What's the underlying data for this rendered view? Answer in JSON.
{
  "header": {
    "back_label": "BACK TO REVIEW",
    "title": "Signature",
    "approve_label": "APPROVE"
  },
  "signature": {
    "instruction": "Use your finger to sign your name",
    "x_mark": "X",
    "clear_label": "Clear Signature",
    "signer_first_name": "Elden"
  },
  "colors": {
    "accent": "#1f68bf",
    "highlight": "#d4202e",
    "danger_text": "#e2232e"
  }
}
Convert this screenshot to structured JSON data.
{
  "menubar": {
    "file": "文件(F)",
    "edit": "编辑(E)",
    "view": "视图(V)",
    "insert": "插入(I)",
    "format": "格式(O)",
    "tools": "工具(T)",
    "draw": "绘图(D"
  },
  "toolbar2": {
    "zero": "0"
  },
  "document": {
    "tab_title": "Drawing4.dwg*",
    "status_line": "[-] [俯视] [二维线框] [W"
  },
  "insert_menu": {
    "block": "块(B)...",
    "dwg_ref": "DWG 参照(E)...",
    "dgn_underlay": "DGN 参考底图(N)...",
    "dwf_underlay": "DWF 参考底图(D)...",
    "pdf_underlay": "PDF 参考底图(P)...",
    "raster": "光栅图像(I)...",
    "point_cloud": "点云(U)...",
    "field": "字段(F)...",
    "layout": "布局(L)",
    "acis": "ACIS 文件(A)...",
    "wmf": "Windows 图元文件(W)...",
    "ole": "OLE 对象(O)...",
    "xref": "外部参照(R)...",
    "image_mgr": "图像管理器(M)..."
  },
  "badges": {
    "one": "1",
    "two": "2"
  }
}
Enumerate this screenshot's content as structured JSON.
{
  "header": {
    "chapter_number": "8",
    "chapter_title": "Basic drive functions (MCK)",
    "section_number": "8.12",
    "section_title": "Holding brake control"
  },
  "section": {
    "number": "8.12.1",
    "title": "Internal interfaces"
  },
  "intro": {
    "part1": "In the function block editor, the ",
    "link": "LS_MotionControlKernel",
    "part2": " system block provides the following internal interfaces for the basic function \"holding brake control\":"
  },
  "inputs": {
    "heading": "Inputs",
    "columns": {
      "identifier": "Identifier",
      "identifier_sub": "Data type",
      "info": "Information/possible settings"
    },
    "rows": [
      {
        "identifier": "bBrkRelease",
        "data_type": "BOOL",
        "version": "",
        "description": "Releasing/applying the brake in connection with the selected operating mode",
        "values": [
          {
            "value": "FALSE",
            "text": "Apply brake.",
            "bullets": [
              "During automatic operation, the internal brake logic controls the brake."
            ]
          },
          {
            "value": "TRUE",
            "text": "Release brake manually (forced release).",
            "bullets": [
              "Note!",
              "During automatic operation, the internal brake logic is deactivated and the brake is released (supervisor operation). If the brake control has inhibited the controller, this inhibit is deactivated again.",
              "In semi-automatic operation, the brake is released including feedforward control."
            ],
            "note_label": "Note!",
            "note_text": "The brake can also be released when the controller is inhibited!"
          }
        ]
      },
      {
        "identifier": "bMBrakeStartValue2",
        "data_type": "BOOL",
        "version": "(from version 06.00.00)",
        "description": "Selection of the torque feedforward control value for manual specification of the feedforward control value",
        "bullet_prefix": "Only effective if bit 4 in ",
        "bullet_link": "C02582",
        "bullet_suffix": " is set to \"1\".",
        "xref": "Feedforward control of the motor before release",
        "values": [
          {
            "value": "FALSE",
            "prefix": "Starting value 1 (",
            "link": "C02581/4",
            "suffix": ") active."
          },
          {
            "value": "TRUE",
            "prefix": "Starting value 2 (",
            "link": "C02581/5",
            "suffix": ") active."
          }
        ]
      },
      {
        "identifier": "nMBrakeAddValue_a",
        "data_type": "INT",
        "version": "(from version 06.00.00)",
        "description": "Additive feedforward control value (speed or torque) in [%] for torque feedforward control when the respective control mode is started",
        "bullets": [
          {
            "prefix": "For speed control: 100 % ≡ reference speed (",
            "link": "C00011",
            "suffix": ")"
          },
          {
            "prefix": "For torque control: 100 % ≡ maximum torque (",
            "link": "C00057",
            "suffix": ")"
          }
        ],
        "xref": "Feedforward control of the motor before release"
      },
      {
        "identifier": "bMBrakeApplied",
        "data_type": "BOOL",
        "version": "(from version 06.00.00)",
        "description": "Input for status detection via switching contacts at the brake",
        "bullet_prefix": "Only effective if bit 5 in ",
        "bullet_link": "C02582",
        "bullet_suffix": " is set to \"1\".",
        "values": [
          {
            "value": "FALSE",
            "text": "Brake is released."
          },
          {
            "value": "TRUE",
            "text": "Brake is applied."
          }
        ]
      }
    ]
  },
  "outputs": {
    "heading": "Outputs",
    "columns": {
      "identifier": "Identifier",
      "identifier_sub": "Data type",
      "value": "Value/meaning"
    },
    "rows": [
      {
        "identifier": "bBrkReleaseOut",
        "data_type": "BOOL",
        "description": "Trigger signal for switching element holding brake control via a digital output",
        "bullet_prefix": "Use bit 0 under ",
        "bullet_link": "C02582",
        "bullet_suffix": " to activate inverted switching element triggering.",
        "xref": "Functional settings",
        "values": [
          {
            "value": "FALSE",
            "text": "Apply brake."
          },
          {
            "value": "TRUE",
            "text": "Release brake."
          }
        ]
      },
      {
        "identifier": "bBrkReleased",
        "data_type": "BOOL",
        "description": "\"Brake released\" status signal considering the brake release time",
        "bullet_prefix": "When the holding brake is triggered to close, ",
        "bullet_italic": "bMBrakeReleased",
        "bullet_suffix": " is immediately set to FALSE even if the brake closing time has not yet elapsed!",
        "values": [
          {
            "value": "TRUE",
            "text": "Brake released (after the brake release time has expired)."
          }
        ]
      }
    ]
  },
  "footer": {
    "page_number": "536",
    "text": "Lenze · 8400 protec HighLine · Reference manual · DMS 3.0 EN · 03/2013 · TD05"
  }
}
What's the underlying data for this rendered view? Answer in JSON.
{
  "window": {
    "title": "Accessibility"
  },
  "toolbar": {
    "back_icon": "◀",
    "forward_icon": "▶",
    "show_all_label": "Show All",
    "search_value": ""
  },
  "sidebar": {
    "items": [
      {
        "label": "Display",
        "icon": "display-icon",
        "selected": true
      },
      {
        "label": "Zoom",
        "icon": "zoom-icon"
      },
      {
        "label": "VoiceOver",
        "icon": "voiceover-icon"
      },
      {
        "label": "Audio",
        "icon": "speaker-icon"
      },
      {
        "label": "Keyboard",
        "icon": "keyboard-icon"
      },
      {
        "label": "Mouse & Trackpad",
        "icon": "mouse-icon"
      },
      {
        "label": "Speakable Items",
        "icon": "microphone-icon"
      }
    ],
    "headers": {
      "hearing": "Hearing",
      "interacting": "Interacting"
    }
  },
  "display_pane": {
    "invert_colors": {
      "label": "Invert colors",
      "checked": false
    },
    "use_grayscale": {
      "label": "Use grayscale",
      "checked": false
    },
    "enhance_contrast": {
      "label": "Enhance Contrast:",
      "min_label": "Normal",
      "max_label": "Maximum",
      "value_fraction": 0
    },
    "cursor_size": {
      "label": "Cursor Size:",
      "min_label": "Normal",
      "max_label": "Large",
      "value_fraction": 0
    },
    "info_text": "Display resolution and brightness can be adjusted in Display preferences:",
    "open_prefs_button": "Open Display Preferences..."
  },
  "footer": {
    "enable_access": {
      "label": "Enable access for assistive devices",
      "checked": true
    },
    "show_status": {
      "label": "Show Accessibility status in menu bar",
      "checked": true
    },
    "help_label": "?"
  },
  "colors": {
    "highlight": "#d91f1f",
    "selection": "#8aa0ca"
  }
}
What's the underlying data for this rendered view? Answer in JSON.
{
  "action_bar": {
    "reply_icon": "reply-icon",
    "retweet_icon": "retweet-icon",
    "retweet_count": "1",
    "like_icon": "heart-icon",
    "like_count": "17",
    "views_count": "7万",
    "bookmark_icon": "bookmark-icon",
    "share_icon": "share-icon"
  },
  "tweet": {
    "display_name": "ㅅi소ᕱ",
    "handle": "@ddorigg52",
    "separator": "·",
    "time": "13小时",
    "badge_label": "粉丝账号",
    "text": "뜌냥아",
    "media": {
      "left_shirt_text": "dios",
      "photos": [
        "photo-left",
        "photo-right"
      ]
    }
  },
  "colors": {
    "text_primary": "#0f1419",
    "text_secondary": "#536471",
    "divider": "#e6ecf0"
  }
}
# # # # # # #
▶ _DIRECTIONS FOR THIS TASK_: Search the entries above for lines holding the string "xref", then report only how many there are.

▶ _EXERCISE RESPONSE_: 4